It might not be "morphing" precisely; it may be that once you've resolved a problem, your mind automatically turns to the next problem and begins dwelling on it, instead. This problem would have given you this anxiety if your mind hadn't been busy feeling anxious about the other things.
It happens to me, too. Really, I think this is why people have "first world problems": because whatever problem they consider most serious in the moment carries a great deal of weight, even if, in the grand scheme of things, it may not be very important.
When you solve serious problems, though, and you have more happiness in your life, the happiness can outweigh the anxiety you get from these smaller problems, so on the whole, you life can seem good, even if there are still things that worry or annoy you.

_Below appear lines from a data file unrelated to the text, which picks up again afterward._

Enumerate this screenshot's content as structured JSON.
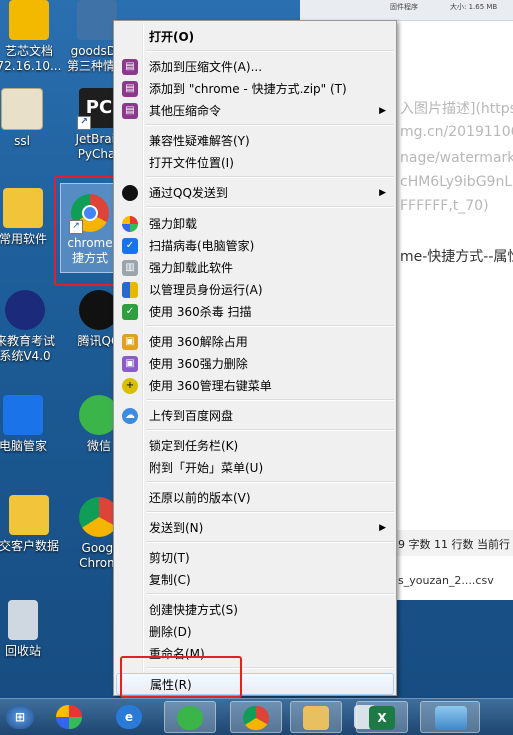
{
  "desktop_icons": [
    {
      "label1": "艺芯文档",
      "label2": "72.16.10...",
      "icon": "document-icon",
      "color": "#f2b900"
    },
    {
      "label1": "goodsDe",
      "label2": "第三种情况",
      "icon": "python-icon",
      "color": "#3f73a8"
    },
    {
      "label1": "ssl",
      "label2": "",
      "icon": "certificate-icon",
      "color": "#e8e0c8"
    },
    {
      "label1": "JetBrain",
      "label2": "PyChar",
      "icon": "pycharm-icon",
      "color": "#1e1e1e"
    },
    {
      "label1": "常用软件",
      "label2": "",
      "icon": "folder-icon",
      "color": "#f2c43a"
    },
    {
      "label1": "chrome",
      "label2": "捷方式",
      "icon": "chrome-icon",
      "color": "#db4437"
    },
    {
      "label1": "来教育考试",
      "label2": "系统V4.0",
      "icon": "exam-app-icon",
      "color": "#1b2a7a"
    },
    {
      "label1": "腾讯QQ",
      "label2": "",
      "icon": "qq-penguin-icon",
      "color": "#111"
    },
    {
      "label1": "电脑管家",
      "label2": "",
      "icon": "tencent-shield-icon",
      "color": "#1a73e8"
    },
    {
      "label1": "微信",
      "label2": "",
      "icon": "wechat-icon",
      "color": "#3bb54a"
    },
    {
      "label1": "交客户数据",
      "label2": "",
      "icon": "folder-icon",
      "color": "#f2c43a"
    },
    {
      "label1": "Googl",
      "label2": "Chrom",
      "icon": "chrome-icon",
      "color": "#db4437"
    },
    {
      "label1": "回收站",
      "label2": "",
      "icon": "recycle-bin-icon",
      "color": "#cfd8e0"
    }
  ],
  "background_window": {
    "topstrip_left": "固件程序",
    "topstrip_right": "大小: 1.65 MB",
    "lines": [
      "入图片描述](https",
      "mg.cn/201911061",
      "nage/watermark,ty",
      "cHM6Ly9ibG9nLm",
      "FFFFFF,t_70)"
    ],
    "dark_line": "me-快捷方式--属性",
    "status": "9 字数  11 行数  当前行",
    "csv_file": "s_youzan_2....csv"
  },
  "menu": {
    "items": [
      {
        "label": "打开(O)",
        "bold": true,
        "icon": "",
        "submenu": false
      },
      {
        "label": "添加到压缩文件(A)...",
        "icon": "winrar-icon",
        "submenu": false
      },
      {
        "label": "添加到 \"chrome - 快捷方式.zip\" (T)",
        "icon": "winrar-icon",
        "submenu": false
      },
      {
        "label": "其他压缩命令",
        "icon": "winrar-icon",
        "submenu": true
      },
      {
        "label": "兼容性疑难解答(Y)",
        "icon": "",
        "submenu": false
      },
      {
        "label": "打开文件位置(I)",
        "icon": "",
        "submenu": false
      },
      {
        "label": "通过QQ发送到",
        "icon": "qq-penguin-icon",
        "submenu": true
      },
      {
        "label": "强力卸载",
        "icon": "uninstall-icon",
        "submenu": false
      },
      {
        "label": "扫描病毒(电脑管家)",
        "icon": "tencent-shield-icon",
        "submenu": false
      },
      {
        "label": "强力卸载此软件",
        "icon": "trash-icon",
        "submenu": false
      },
      {
        "label": "以管理员身份运行(A)",
        "icon": "uac-shield-icon",
        "submenu": false
      },
      {
        "label": "使用 360杀毒 扫描",
        "icon": "360-antivirus-icon",
        "submenu": false
      },
      {
        "label": "使用 360解除占用",
        "icon": "360-unlock-icon",
        "submenu": false
      },
      {
        "label": "使用 360强力删除",
        "icon": "360-delete-icon",
        "submenu": false
      },
      {
        "label": "使用 360管理右键菜单",
        "icon": "360-menu-icon",
        "submenu": false
      },
      {
        "label": "上传到百度网盘",
        "icon": "baidu-cloud-icon",
        "submenu": false
      },
      {
        "label": "锁定到任务栏(K)",
        "icon": "",
        "submenu": false
      },
      {
        "label": "附到「开始」菜单(U)",
        "icon": "",
        "submenu": false
      },
      {
        "label": "还原以前的版本(V)",
        "icon": "",
        "submenu": false
      },
      {
        "label": "发送到(N)",
        "icon": "",
        "submenu": true
      },
      {
        "label": "剪切(T)",
        "icon": "",
        "submenu": false
      },
      {
        "label": "复制(C)",
        "icon": "",
        "submenu": false
      },
      {
        "label": "创建快捷方式(S)",
        "icon": "",
        "submenu": false
      },
      {
        "label": "删除(D)",
        "icon": "",
        "submenu": false
      },
      {
        "label": "重命名(M)",
        "icon": "",
        "submenu": false
      },
      {
        "label": "属性(R)",
        "icon": "",
        "submenu": false,
        "highlighted": true
      }
    ]
  },
  "taskbar": {
    "buttons": [
      {
        "icon": "windows-start-icon"
      },
      {
        "icon": "pinwheel-app-icon"
      },
      {
        "icon": "internet-explorer-icon"
      },
      {
        "icon": "wechat-icon"
      },
      {
        "icon": "chrome-icon"
      },
      {
        "icon": "file-explorer-icon"
      },
      {
        "icon": "maximized-window-icon"
      },
      {
        "icon": "excel-icon"
      },
      {
        "icon": "image-viewer-icon"
      }
    ]
  },
  "colors": {
    "highlight_box": "#e62020",
    "menu_bg": "#f0f0f0",
    "desktop": "#1f5f95"
  }
}
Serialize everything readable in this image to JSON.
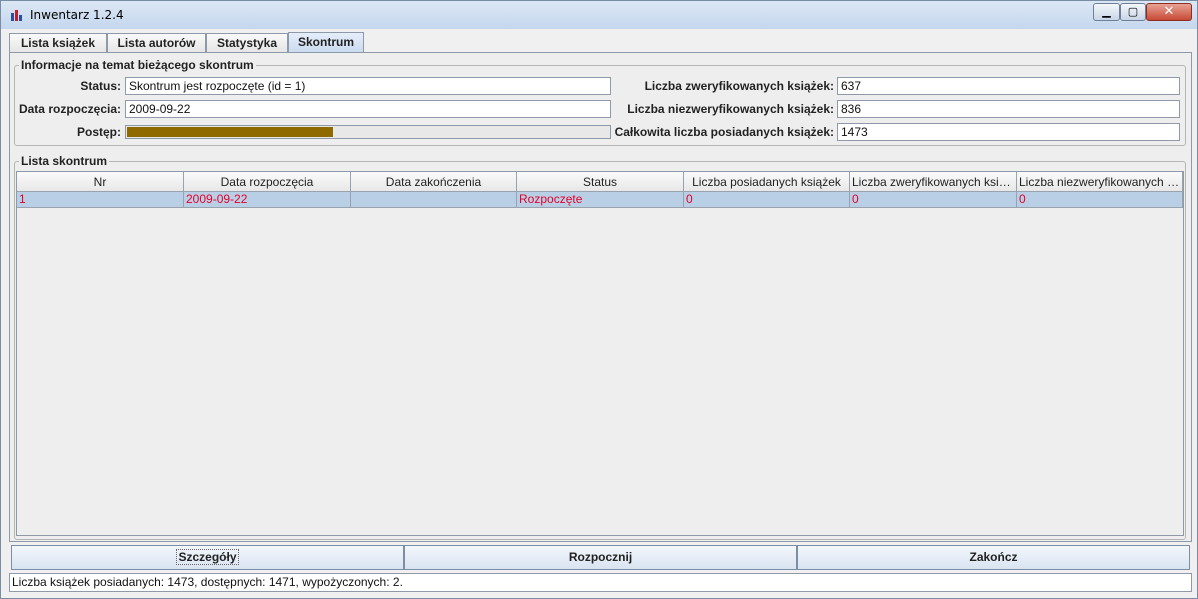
{
  "window": {
    "title": "Inwentarz 1.2.4"
  },
  "tabs": [
    {
      "label": "Lista książek"
    },
    {
      "label": "Lista autorów"
    },
    {
      "label": "Statystyka"
    },
    {
      "label": "Skontrum"
    }
  ],
  "active_tab": "Skontrum",
  "info": {
    "legend": "Informacje na temat bieżącego skontrum",
    "status_label": "Status:",
    "status_value": "Skontrum jest rozpoczęte (id = 1)",
    "start_label": "Data rozpoczęcia:",
    "start_value": "2009-09-22",
    "progress_label": "Postęp:",
    "progress_fraction": 0.43,
    "verified_label": "Liczba zweryfikowanych książek:",
    "verified_value": "637",
    "unverified_label": "Liczba niezweryfikowanych książek:",
    "unverified_value": "836",
    "total_label": "Całkowita liczba posiadanych książek:",
    "total_value": "1473",
    "progress_color": "#8f6a00"
  },
  "list": {
    "legend": "Lista skontrum",
    "columns": [
      "Nr",
      "Data rozpoczęcia",
      "Data zakończenia",
      "Status",
      "Liczba posiadanych książek",
      "Liczba zweryfikowanych ksią...",
      "Liczba niezweryfikowanych k..."
    ],
    "rows": [
      [
        "1",
        "2009-09-22",
        "",
        "Rozpoczęte",
        "0",
        "0",
        "0"
      ]
    ],
    "row_text_color": "#e8002a",
    "selected_row_color": "#b8cfe5"
  },
  "buttons": {
    "details": "Szczegóły",
    "start": "Rozpocznij",
    "finish": "Zakończ"
  },
  "status_bar": "Liczba książek posiadanych: 1473, dostępnych: 1471, wypożyczonych: 2."
}
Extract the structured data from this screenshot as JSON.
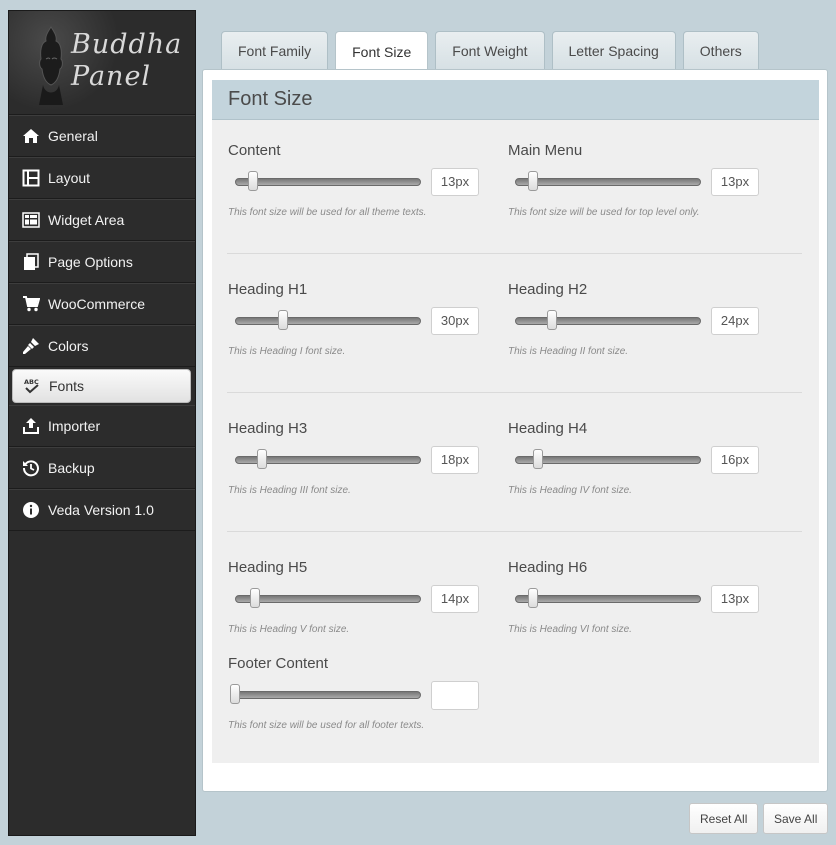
{
  "logo": {
    "line1": "Buddha",
    "line2": "Panel"
  },
  "sidebar": {
    "items": [
      {
        "label": "General",
        "icon": "home-icon"
      },
      {
        "label": "Layout",
        "icon": "layout-icon"
      },
      {
        "label": "Widget Area",
        "icon": "widget-icon"
      },
      {
        "label": "Page Options",
        "icon": "pages-icon"
      },
      {
        "label": "WooCommerce",
        "icon": "cart-icon"
      },
      {
        "label": "Colors",
        "icon": "brush-icon"
      },
      {
        "label": "Fonts",
        "icon": "fonts-icon",
        "active": true
      },
      {
        "label": "Importer",
        "icon": "upload-icon"
      },
      {
        "label": "Backup",
        "icon": "history-icon"
      },
      {
        "label": "Veda Version 1.0",
        "icon": "info-icon"
      }
    ]
  },
  "tabs": [
    {
      "label": "Font Family"
    },
    {
      "label": "Font Size",
      "active": true
    },
    {
      "label": "Font Weight"
    },
    {
      "label": "Letter Spacing"
    },
    {
      "label": "Others"
    }
  ],
  "section": {
    "title": "Font Size"
  },
  "fields": {
    "content": {
      "label": "Content",
      "value": "13px",
      "help": "This font size will be used for all theme texts.",
      "level": 0.1
    },
    "main_menu": {
      "label": "Main Menu",
      "value": "13px",
      "help": "This font size will be used for top level only.",
      "level": 0.1
    },
    "h1": {
      "label": "Heading H1",
      "value": "30px",
      "help": "This is Heading I font size.",
      "level": 0.27
    },
    "h2": {
      "label": "Heading H2",
      "value": "24px",
      "help": "This is Heading II font size.",
      "level": 0.21
    },
    "h3": {
      "label": "Heading H3",
      "value": "18px",
      "help": "This is Heading III font size.",
      "level": 0.15
    },
    "h4": {
      "label": "Heading H4",
      "value": "16px",
      "help": "This is Heading IV font size.",
      "level": 0.13
    },
    "h5": {
      "label": "Heading H5",
      "value": "14px",
      "help": "This is Heading V font size.",
      "level": 0.11
    },
    "h6": {
      "label": "Heading H6",
      "value": "13px",
      "help": "This is Heading VI font size.",
      "level": 0.1
    },
    "footer": {
      "label": "Footer Content",
      "value": "",
      "help": "This font size will be used for all footer texts.",
      "level": 0
    }
  },
  "footer_buttons": {
    "reset": "Reset All",
    "save": "Save All"
  }
}
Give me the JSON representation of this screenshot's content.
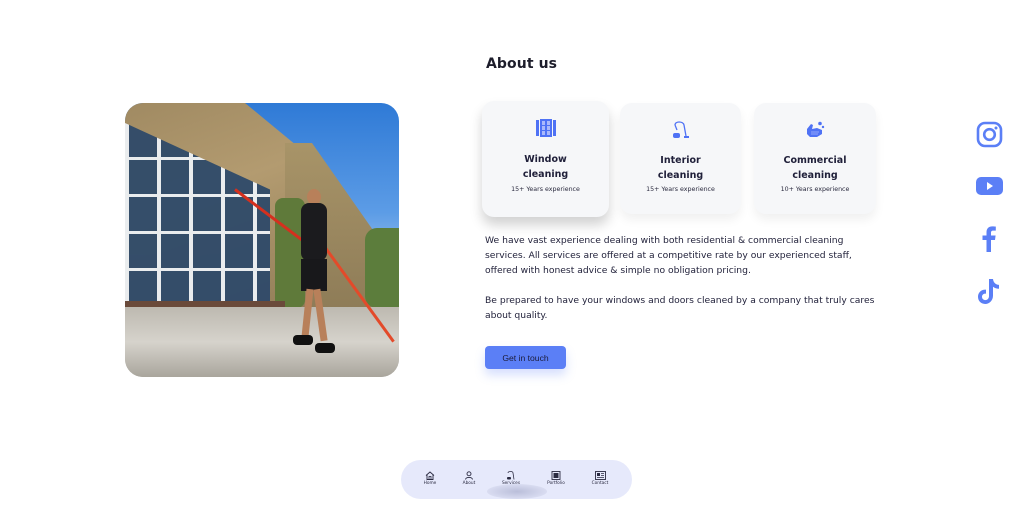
{
  "section": {
    "title": "About us"
  },
  "hero_image": {
    "alt": "Window cleaner using water-fed pole on a brick house"
  },
  "services": [
    {
      "icon": "window-icon",
      "title_line1": "Window",
      "title_line2": "cleaning",
      "experience": "15+ Years experience"
    },
    {
      "icon": "vacuum-cleaner-icon",
      "title_line1": "Interior",
      "title_line2": "cleaning",
      "experience": "15+ Years experience"
    },
    {
      "icon": "hand-washing-icon",
      "title_line1": "Commercial",
      "title_line2": "cleaning",
      "experience": "10+ Years experience"
    }
  ],
  "description": {
    "paragraph1": "We have vast experience dealing with both residential & commercial cleaning services. All services are offered at a competitive rate by our experienced staff, offered with honest advice & simple no obligation pricing.",
    "paragraph2": "Be prepared to have your windows and doors cleaned by a company that truly cares about quality."
  },
  "cta": {
    "label": "Get in touch"
  },
  "social": [
    {
      "name": "instagram-icon"
    },
    {
      "name": "youtube-icon"
    },
    {
      "name": "facebook-icon"
    },
    {
      "name": "tiktok-icon"
    }
  ],
  "bottom_nav": {
    "items": [
      {
        "label": "Home",
        "icon": "home-icon"
      },
      {
        "label": "About",
        "icon": "user-icon"
      },
      {
        "label": "Services",
        "icon": "vacuum-cleaner-icon"
      },
      {
        "label": "Portfolio",
        "icon": "image-icon"
      },
      {
        "label": "Contact",
        "icon": "contact-card-icon"
      }
    ],
    "active": "Services"
  },
  "colors": {
    "accent": "#5b7ff6",
    "icon_blue": "#4f72f5",
    "nav_bg": "#e6e9fb",
    "card_bg": "#f6f7f9"
  }
}
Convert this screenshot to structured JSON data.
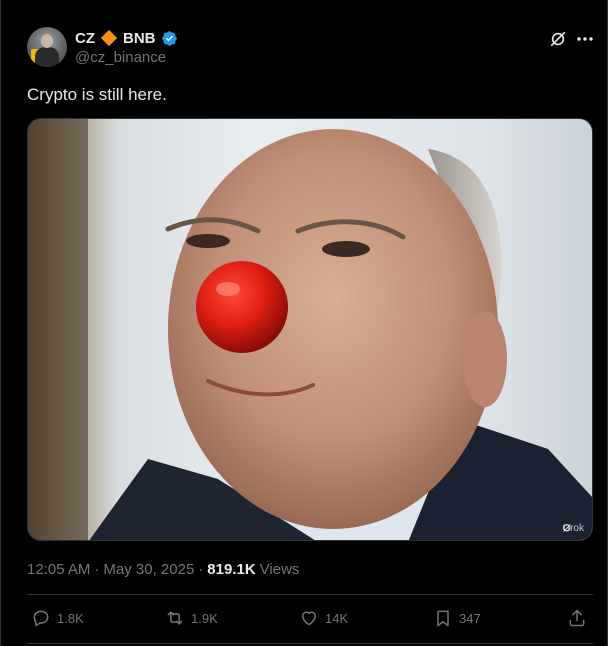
{
  "author": {
    "name_part1": "CZ",
    "name_part2": "BNB",
    "handle": "@cz_binance",
    "avatar": "profile-photo",
    "verified_color": "#1d9bf0",
    "bnb_color": "#f7931a"
  },
  "tweet": {
    "text": "Crypto is still here."
  },
  "media": {
    "watermark": "Grok",
    "description_icon": "clown-nose-photo"
  },
  "meta": {
    "time": "12:05 AM",
    "date": "May 30, 2025",
    "separator": "·",
    "views_count": "819.1K",
    "views_label": "Views"
  },
  "actions": {
    "replies": "1.8K",
    "reposts": "1.9K",
    "likes": "14K",
    "bookmarks": "347"
  },
  "icons": {
    "grok": "grok-icon",
    "more": "more-icon",
    "reply": "reply-icon",
    "repost": "repost-icon",
    "like": "heart-icon",
    "bookmark": "bookmark-icon",
    "share": "share-icon"
  },
  "colors": {
    "background": "#000000",
    "text_primary": "#e7e9ea",
    "text_secondary": "#71767b",
    "border": "#2f3336",
    "accent": "#1d9bf0"
  }
}
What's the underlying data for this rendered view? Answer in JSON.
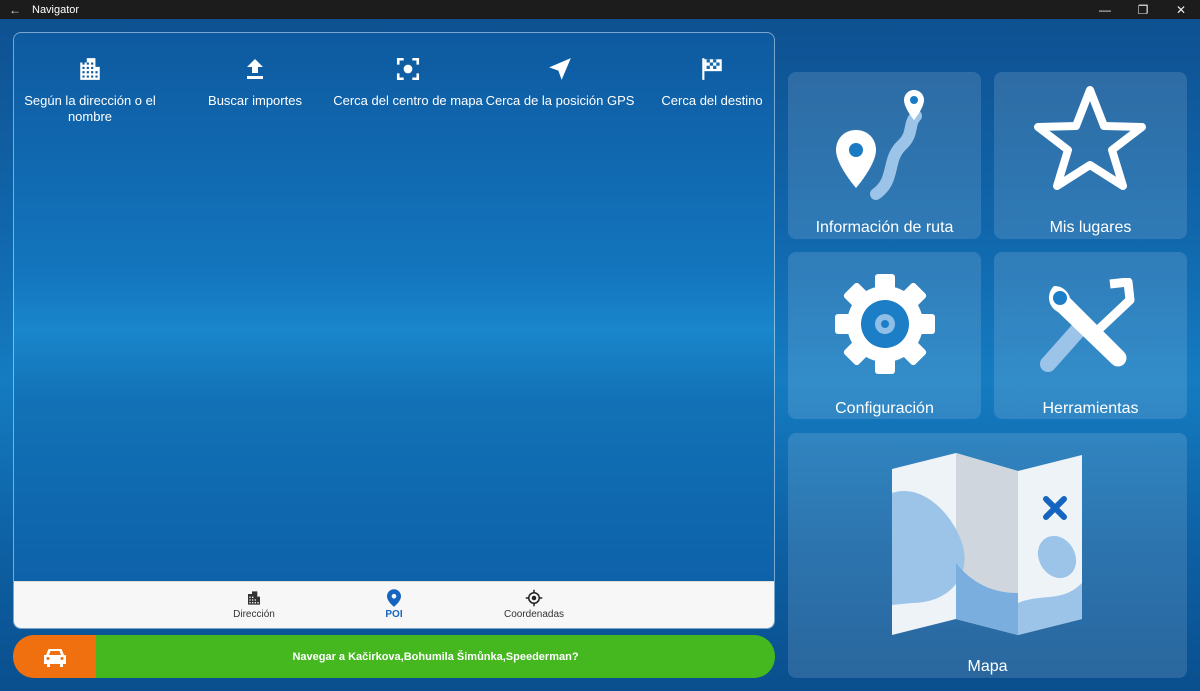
{
  "window": {
    "title": "Navigator",
    "back_glyph": "←",
    "minimize_glyph": "—",
    "restore_glyph": "❐",
    "close_glyph": "✕"
  },
  "poi_options": [
    {
      "label": "Según la dirección o el nombre",
      "icon": "building-icon"
    },
    {
      "label": "Buscar importes",
      "icon": "upload-icon"
    },
    {
      "label": "Cerca del centro de mapa",
      "icon": "map-center-icon"
    },
    {
      "label": "Cerca de la posición GPS",
      "icon": "gps-arrow-icon"
    },
    {
      "label": "Cerca del destino",
      "icon": "checkered-flag-icon"
    }
  ],
  "tabs": [
    {
      "label": "Dirección",
      "icon": "building-icon",
      "active": false
    },
    {
      "label": "POI",
      "icon": "pin-icon",
      "active": true
    },
    {
      "label": "Coordenadas",
      "icon": "crosshair-icon",
      "active": false
    }
  ],
  "navigate": {
    "label": "Navegar a Kačirkova,Bohumila Šimůnka,Speederman?",
    "icon": "car-icon"
  },
  "tiles": {
    "route_info": "Información de ruta",
    "my_places": "Mis lugares",
    "settings": "Configuración",
    "tools": "Herramientas",
    "map": "Mapa"
  },
  "colors": {
    "accent": "#1565c0",
    "navigate_green": "#45b820",
    "car_orange": "#f07010"
  }
}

Maybe instead of using your tools on the problem directly, try focusing on things that relate to the problem, that aggravate it or that prevent you from managing it more effectively. I had a health problem that bothered me that I couldn't manage properly because my anxiety prevented me from seeing a doctor. Once I did force myself to see a doctor, I was able to better manage the problem. I had to focus on the anxiety preventing me from dealing with the problem, instead of the problem itself. There may be things connected to your problem that your tools can fix that will make the problem itself less pressing.
In science, ideology tends to corrupt; absolute ideology [corrupts] absolutely" - Robert Nisbet